Worse, as Brim brings up in his discussion of Sedgwick and elsewhere, your class privilege in an institution with wealth and resources will render invisible the life of someone at an institution without wealth and resources. As I talk with friends and colleagues at richer schools than my own, I often hold back, because it’s clear that they flat-out can’t conceptualize what the reality of my day-to-day academic life is. (And my day-to-day academic life is relatively good, in the grand scheme of things!) It’s not just that they can’t imagine what resource shortages are, but that they can’t imagine what my students are like, both in the challenges those students face and the challenges I face in trying to figure out how best to meet their needs. Similarly, I can’t imagine a lot of what my friends and colleagues at rich schools experience, despite my experience as a student at such schools (Dartmouth, but also three years undergrad at NYU). Imagine, for instance, having enough professional development money to not have to cover a big portion of a conference’s costs yourself! Imagine unlimited academic databases! Imagine being able to afford catering for events on campus! Imagine — well, it doesn’t matter. Imagine winning the lottery!

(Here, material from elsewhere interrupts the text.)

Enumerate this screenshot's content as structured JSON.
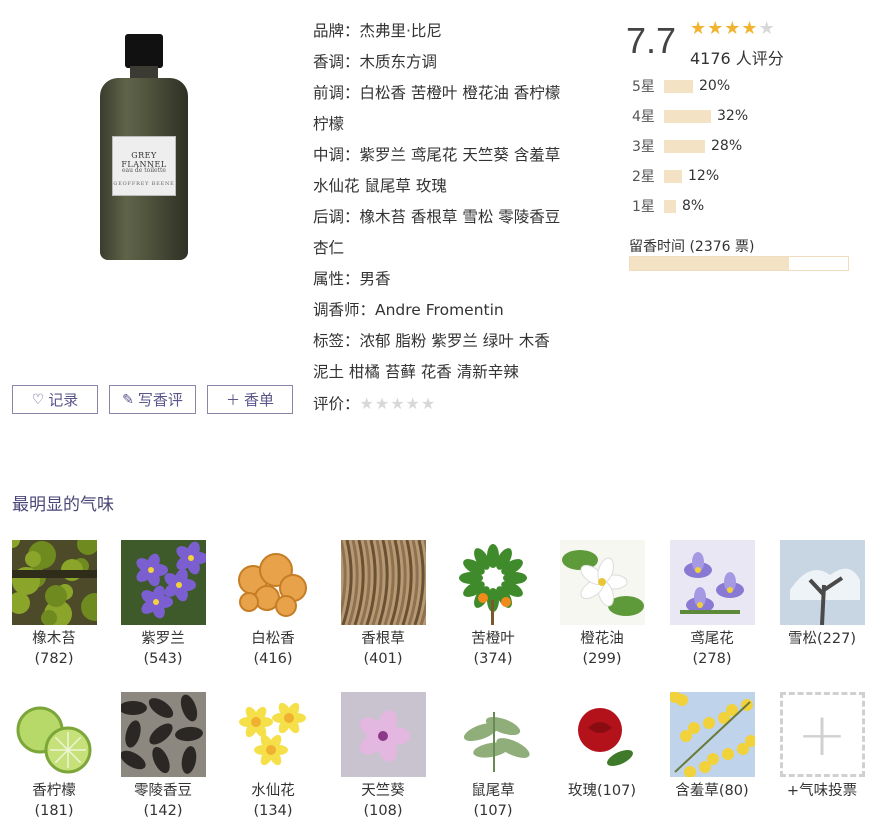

I don’t want to end this on a down note about the deprivations of life in world of Poor [Insert Name Here] Studies, because something else Matt Brim makes clear is important: The kind of knowledge that Poor Queer Studies discovers, shapes, creates, and shares is remarkable and valuable, and Rich Queer Studies is itself poorer for not recognizing it.

If you want innovative pedagogy, don’t look to big rich schools where everybody’s terrified that they might lose a little bit of status. Rich Queer Studies may be a place of conceptual innovation, a place where brilliant people have the time and resources to research abstruse concepts and publish esoteric monographs, and where they get to teach the most academically accomplished (and privileged) students on the planet, but practical innovations — the innovations of living — occur in the margins and among the marginal. That’s a lesson I learned early on from Queer Studies itself.

Leave a Reply

Your email address will not be published.

css.php